The members of a panel tasked with probing the island’s controversial citizenship by investment (CBI) scheme said Thursday they are waiving any and all remuneration for their services, seeking to quash speculation that they might be compromised after the attorney-general – who appointed them – announced an apparent tripling of their fees.

In a statement on behalf of the four members, chair Myron Nicolatos said that on January 19 – and following the brouhaha over the tripling of their remuneration – they informed attorney-general Giorgos Savvides that they will offer their services entirely pro bono for the duration of their work.

To date, the panel members said, they have received no payment for their services, nor will they accept any money going forward.

“We are here to fulfil our duty, and we are not influenced in any way by anyone else’s actions,” Nicolatos said.

On Monday the attorney-general had announced that the four panel members’ remuneration would be increased.

Opposition parties pounced on the news, saying this put into question the panel’s impartiality – given that the committee are investigating among others members of the government, which at the same time is paying them.
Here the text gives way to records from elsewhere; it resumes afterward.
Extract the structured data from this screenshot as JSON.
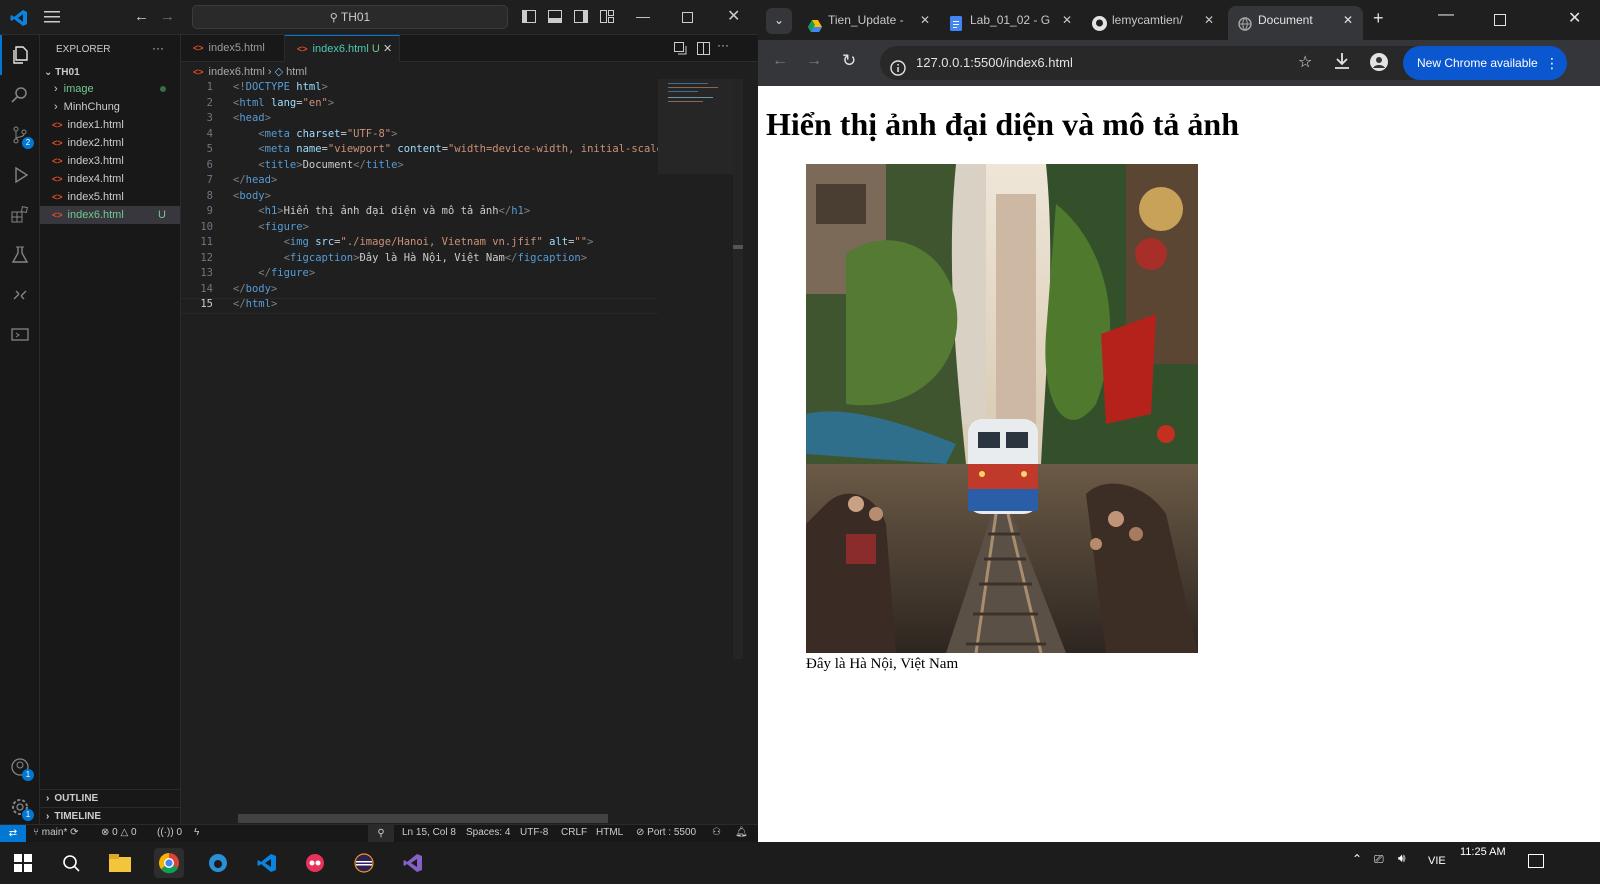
{
  "vscode": {
    "search_text": "TH01",
    "sidebar": {
      "explorer_title": "EXPLORER",
      "more": "···",
      "workspace": "TH01",
      "items": [
        {
          "label": "image",
          "type": "folder"
        },
        {
          "label": "MinhChung",
          "type": "folder"
        },
        {
          "label": "index1.html",
          "type": "file"
        },
        {
          "label": "index2.html",
          "type": "file"
        },
        {
          "label": "index3.html",
          "type": "file"
        },
        {
          "label": "index4.html",
          "type": "file"
        },
        {
          "label": "index5.html",
          "type": "file"
        },
        {
          "label": "index6.html",
          "type": "file",
          "status": "U"
        }
      ],
      "outline": "OUTLINE",
      "timeline": "TIMELINE"
    },
    "activity_badges": {
      "source_control": "2",
      "accounts": "1",
      "settings": "1"
    },
    "tabs": [
      {
        "label": "index5.html"
      },
      {
        "label": "index6.html",
        "status": "U"
      }
    ],
    "breadcrumb": {
      "file": "index6.html",
      "symbol": "html"
    },
    "code_lines": [
      {
        "n": "1",
        "parts": [
          [
            "p",
            "<!"
          ],
          [
            "t",
            "DOCTYPE"
          ],
          [
            "x",
            " "
          ],
          [
            "a",
            "html"
          ],
          [
            "p",
            ">"
          ]
        ]
      },
      {
        "n": "2",
        "parts": [
          [
            "p",
            "<"
          ],
          [
            "t",
            "html"
          ],
          [
            "x",
            " "
          ],
          [
            "a",
            "lang"
          ],
          [
            "x",
            "="
          ],
          [
            "s",
            "\"en\""
          ],
          [
            "p",
            ">"
          ]
        ]
      },
      {
        "n": "3",
        "parts": [
          [
            "p",
            "<"
          ],
          [
            "t",
            "head"
          ],
          [
            "p",
            ">"
          ]
        ]
      },
      {
        "n": "4",
        "parts": [
          [
            "x",
            "    "
          ],
          [
            "p",
            "<"
          ],
          [
            "t",
            "meta"
          ],
          [
            "x",
            " "
          ],
          [
            "a",
            "charset"
          ],
          [
            "x",
            "="
          ],
          [
            "s",
            "\"UTF-8\""
          ],
          [
            "p",
            ">"
          ]
        ]
      },
      {
        "n": "5",
        "parts": [
          [
            "x",
            "    "
          ],
          [
            "p",
            "<"
          ],
          [
            "t",
            "meta"
          ],
          [
            "x",
            " "
          ],
          [
            "a",
            "name"
          ],
          [
            "x",
            "="
          ],
          [
            "s",
            "\"viewport\""
          ],
          [
            "x",
            " "
          ],
          [
            "a",
            "content"
          ],
          [
            "x",
            "="
          ],
          [
            "s",
            "\"width=device-width, initial-scale"
          ]
        ]
      },
      {
        "n": "6",
        "parts": [
          [
            "x",
            "    "
          ],
          [
            "p",
            "<"
          ],
          [
            "t",
            "title"
          ],
          [
            "p",
            ">"
          ],
          [
            "x",
            "Document"
          ],
          [
            "p",
            "</"
          ],
          [
            "t",
            "title"
          ],
          [
            "p",
            ">"
          ]
        ]
      },
      {
        "n": "7",
        "parts": [
          [
            "p",
            "</"
          ],
          [
            "t",
            "head"
          ],
          [
            "p",
            ">"
          ]
        ]
      },
      {
        "n": "8",
        "parts": [
          [
            "p",
            "<"
          ],
          [
            "t",
            "body"
          ],
          [
            "p",
            ">"
          ]
        ]
      },
      {
        "n": "9",
        "parts": [
          [
            "x",
            "    "
          ],
          [
            "p",
            "<"
          ],
          [
            "t",
            "h1"
          ],
          [
            "p",
            ">"
          ],
          [
            "x",
            "Hiển thị ảnh đại diện và mô tả ảnh"
          ],
          [
            "p",
            "</"
          ],
          [
            "t",
            "h1"
          ],
          [
            "p",
            ">"
          ]
        ]
      },
      {
        "n": "10",
        "parts": [
          [
            "x",
            "    "
          ],
          [
            "p",
            "<"
          ],
          [
            "t",
            "figure"
          ],
          [
            "p",
            ">"
          ]
        ]
      },
      {
        "n": "11",
        "parts": [
          [
            "x",
            "        "
          ],
          [
            "p",
            "<"
          ],
          [
            "t",
            "img"
          ],
          [
            "x",
            " "
          ],
          [
            "a",
            "src"
          ],
          [
            "x",
            "="
          ],
          [
            "s",
            "\"./image/Hanoi, Vietnam vn.jfif\""
          ],
          [
            "x",
            " "
          ],
          [
            "a",
            "alt"
          ],
          [
            "x",
            "="
          ],
          [
            "s",
            "\"\""
          ],
          [
            "p",
            ">"
          ]
        ]
      },
      {
        "n": "12",
        "parts": [
          [
            "x",
            "        "
          ],
          [
            "p",
            "<"
          ],
          [
            "t",
            "figcaption"
          ],
          [
            "p",
            ">"
          ],
          [
            "x",
            "Đây là Hà Nội, Việt Nam"
          ],
          [
            "p",
            "</"
          ],
          [
            "t",
            "figcaption"
          ],
          [
            "p",
            ">"
          ]
        ]
      },
      {
        "n": "13",
        "parts": [
          [
            "x",
            "    "
          ],
          [
            "p",
            "</"
          ],
          [
            "t",
            "figure"
          ],
          [
            "p",
            ">"
          ]
        ]
      },
      {
        "n": "14",
        "parts": [
          [
            "p",
            "</"
          ],
          [
            "t",
            "body"
          ],
          [
            "p",
            ">"
          ]
        ]
      },
      {
        "n": "15",
        "parts": [
          [
            "p",
            "</"
          ],
          [
            "t",
            "html"
          ],
          [
            "p",
            ">"
          ]
        ]
      }
    ],
    "status": {
      "branch": "main*",
      "errors": "0",
      "warnings": "0",
      "ports": "0",
      "position": "Ln 15, Col 8",
      "spaces": "Spaces: 4",
      "encoding": "UTF-8",
      "eol": "CRLF",
      "language": "HTML",
      "port": "Port : 5500"
    }
  },
  "chrome": {
    "tabs": [
      {
        "label": "Tien_Update -"
      },
      {
        "label": "Lab_01_02 - G"
      },
      {
        "label": "lemycamtien/"
      },
      {
        "label": "Document"
      }
    ],
    "url": "127.0.0.1:5500/index6.html",
    "update_label": "New Chrome available",
    "page": {
      "heading": "Hiển thị ảnh đại diện và mô tả ảnh",
      "caption": "Đây là Hà Nội, Việt Nam"
    }
  },
  "taskbar": {
    "lang": "VIE",
    "time": "11:25 AM"
  },
  "colors": {
    "accent": "#0078d4",
    "chrome_update": "#0b57d0",
    "html_icon": "#e44d26",
    "untracked": "#73c991"
  }
}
Three of the panel members are already highly-paid public officials, while Nicolatos is a retired public official, formerly a president of the supreme court.

It was reported that under a previous cabinet circular, members of investigative committees receive €10,000 – regardless of the duration of their service.

But a new cabinet circular – issued in early November on the attorney-general’s recommendation – stated the panel members in question would get paid €10,000 for every three months, plus €3,500 for each extra month of work thereafter.

In the event the investigation took nine months to complete, the panel members’ remuneration would come to €30,000 each.

At the same time, and whereas the panel members’ fees would be raised cumulatively, this did not represent a pro rata increase.

Rather, the total remuneration was bumped up to compensate for the duration of the panel’s service, likewise set to be extended.

The panel members were appointed in September last year. By law, committees of inquiry have nine months at most to deliver.

In turn, this indicates that the passport probe will likely wrap up by late May or early June – within the nine-month timeframe.

This was confirmed by panel member Demetra Kalogirou – head of the Securities and Exchange Commission – who also told the Cyprus Mail that she and her colleagues have received “not a penny” so far for their work.

At any rate, payment would have been made upon completion of their work, she said.

Asked why they were now declining any payment, Kalogirou said:

“We don’t want any shadow hanging over us. We wanted to nip in the bud any insinuation that we might not be objective.”

Sources familiar with the matter told the Cyprus Mail that the panel – plus its support staff – costs a fraction than had the government outsourced the investigation to a private consulting firm.

To perform a task like this – enhanced due diligence on foreign nationals who got a Cyprus passport through the investment scheme – private firms might bill as much as €5,000 per high-risk file.

Between 2007 to 2020 – the scope of the investigation – approximately 6,800 foreign nationals received a Cyprus passport via the CBI. The applications or files amounted to about 3,500, as in many cases citizenships were awarded not just to the applicant but also to family members.

Assuming that about a tenth of the 3,500 applications are high-risk – politicians, persons with outstanding warrants – that would work out to 350 files.

Multiplying 350 high-risk files by €5,000 would have meant the government paying a private firm about €1.75 million.

By comparison, the four panel members would have cost the government a combined €120,000 over a nine-month period.

At least, that is, before they waived their fees entirely.